=== Section Start ===
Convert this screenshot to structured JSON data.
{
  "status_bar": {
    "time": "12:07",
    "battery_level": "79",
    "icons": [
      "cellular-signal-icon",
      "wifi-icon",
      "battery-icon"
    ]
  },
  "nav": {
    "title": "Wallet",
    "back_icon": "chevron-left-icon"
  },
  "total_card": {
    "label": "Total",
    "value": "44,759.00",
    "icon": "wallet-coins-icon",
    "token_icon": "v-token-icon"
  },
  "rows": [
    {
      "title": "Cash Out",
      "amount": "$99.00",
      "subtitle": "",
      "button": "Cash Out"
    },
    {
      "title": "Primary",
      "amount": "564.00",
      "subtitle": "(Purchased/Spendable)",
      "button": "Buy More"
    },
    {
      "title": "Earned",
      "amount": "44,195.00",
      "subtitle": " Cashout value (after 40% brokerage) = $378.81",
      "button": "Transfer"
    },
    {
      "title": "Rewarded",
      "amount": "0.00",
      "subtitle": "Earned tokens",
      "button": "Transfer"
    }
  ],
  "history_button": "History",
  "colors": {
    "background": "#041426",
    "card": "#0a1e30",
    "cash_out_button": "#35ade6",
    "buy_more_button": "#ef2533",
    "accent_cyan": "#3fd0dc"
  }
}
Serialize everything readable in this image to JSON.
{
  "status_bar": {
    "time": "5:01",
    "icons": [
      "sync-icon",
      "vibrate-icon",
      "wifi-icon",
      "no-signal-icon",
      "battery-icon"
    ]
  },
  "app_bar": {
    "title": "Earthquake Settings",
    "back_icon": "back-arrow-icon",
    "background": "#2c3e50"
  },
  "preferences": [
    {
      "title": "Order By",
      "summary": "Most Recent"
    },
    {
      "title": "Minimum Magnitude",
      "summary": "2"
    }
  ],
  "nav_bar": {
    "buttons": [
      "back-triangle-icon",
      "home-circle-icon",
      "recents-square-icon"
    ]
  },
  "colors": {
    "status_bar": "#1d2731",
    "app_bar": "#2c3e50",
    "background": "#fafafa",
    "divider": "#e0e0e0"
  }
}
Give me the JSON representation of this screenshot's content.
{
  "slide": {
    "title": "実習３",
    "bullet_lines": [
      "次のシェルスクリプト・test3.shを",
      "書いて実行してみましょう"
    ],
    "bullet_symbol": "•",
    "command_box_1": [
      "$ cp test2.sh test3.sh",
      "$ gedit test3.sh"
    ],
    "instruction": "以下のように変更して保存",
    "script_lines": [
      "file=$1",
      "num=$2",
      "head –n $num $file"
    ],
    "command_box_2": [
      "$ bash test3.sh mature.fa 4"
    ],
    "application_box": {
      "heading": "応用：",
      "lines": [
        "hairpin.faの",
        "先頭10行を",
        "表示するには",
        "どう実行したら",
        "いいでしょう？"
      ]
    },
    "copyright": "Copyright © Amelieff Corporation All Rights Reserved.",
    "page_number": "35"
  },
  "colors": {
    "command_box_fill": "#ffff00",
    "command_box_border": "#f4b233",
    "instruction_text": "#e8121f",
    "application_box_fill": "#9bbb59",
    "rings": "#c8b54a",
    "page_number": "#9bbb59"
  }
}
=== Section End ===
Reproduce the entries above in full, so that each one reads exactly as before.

Exercise solution ->
Convert this screenshot to structured JSON data.
{
  "status_bar": {
    "time": "12:07",
    "battery_level": "79",
    "icons": [
      "cellular-signal-icon",
      "wifi-icon",
      "battery-icon"
    ]
  },
  "nav": {
    "title": "Wallet",
    "back_icon": "chevron-left-icon"
  },
  "total_card": {
    "label": "Total",
    "value": "44,759.00",
    "icon": "wallet-coins-icon",
    "token_icon": "v-token-icon"
  },
  "rows": [
    {
      "title": "Cash Out",
      "amount": "$99.00",
      "subtitle": "",
      "button": "Cash Out"
    },
    {
      "title": "Primary",
      "amount": "564.00",
      "subtitle": "(Purchased/Spendable)",
      "button": "Buy More"
    },
    {
      "title": "Earned",
      "amount": "44,195.00",
      "subtitle": " Cashout value (after 40% brokerage) = $378.81",
      "button": "Transfer"
    },
    {
      "title": "Rewarded",
      "amount": "0.00",
      "subtitle": "Earned tokens",
      "button": "Transfer"
    }
  ],
  "history_button": "History",
  "colors": {
    "background": "#041426",
    "card": "#0a1e30",
    "cash_out_button": "#35ade6",
    "buy_more_button": "#ef2533",
    "accent_cyan": "#3fd0dc"
  }
}
Serialize everything readable in this image to JSON.
{
  "status_bar": {
    "time": "5:01",
    "icons": [
      "sync-icon",
      "vibrate-icon",
      "wifi-icon",
      "no-signal-icon",
      "battery-icon"
    ]
  },
  "app_bar": {
    "title": "Earthquake Settings",
    "back_icon": "back-arrow-icon",
    "background": "#2c3e50"
  },
  "preferences": [
    {
      "title": "Order By",
      "summary": "Most Recent"
    },
    {
      "title": "Minimum Magnitude",
      "summary": "2"
    }
  ],
  "nav_bar": {
    "buttons": [
      "back-triangle-icon",
      "home-circle-icon",
      "recents-square-icon"
    ]
  },
  "colors": {
    "status_bar": "#1d2731",
    "app_bar": "#2c3e50",
    "background": "#fafafa",
    "divider": "#e0e0e0"
  }
}
Give me the JSON representation of this screenshot's content.
{
  "slide": {
    "title": "実習３",
    "bullet_lines": [
      "次のシェルスクリプト・test3.shを",
      "書いて実行してみましょう"
    ],
    "bullet_symbol": "•",
    "command_box_1": [
      "$ cp test2.sh test3.sh",
      "$ gedit test3.sh"
    ],
    "instruction": "以下のように変更して保存",
    "script_lines": [
      "file=$1",
      "num=$2",
      "head –n $num $file"
    ],
    "command_box_2": [
      "$ bash test3.sh mature.fa 4"
    ],
    "application_box": {
      "heading": "応用：",
      "lines": [
        "hairpin.faの",
        "先頭10行を",
        "表示するには",
        "どう実行したら",
        "いいでしょう？"
      ]
    },
    "copyright": "Copyright © Amelieff Corporation All Rights Reserved.",
    "page_number": "35"
  },
  "colors": {
    "command_box_fill": "#ffff00",
    "command_box_border": "#f4b233",
    "instruction_text": "#e8121f",
    "application_box_fill": "#9bbb59",
    "rings": "#c8b54a",
    "page_number": "#9bbb59"
  }
}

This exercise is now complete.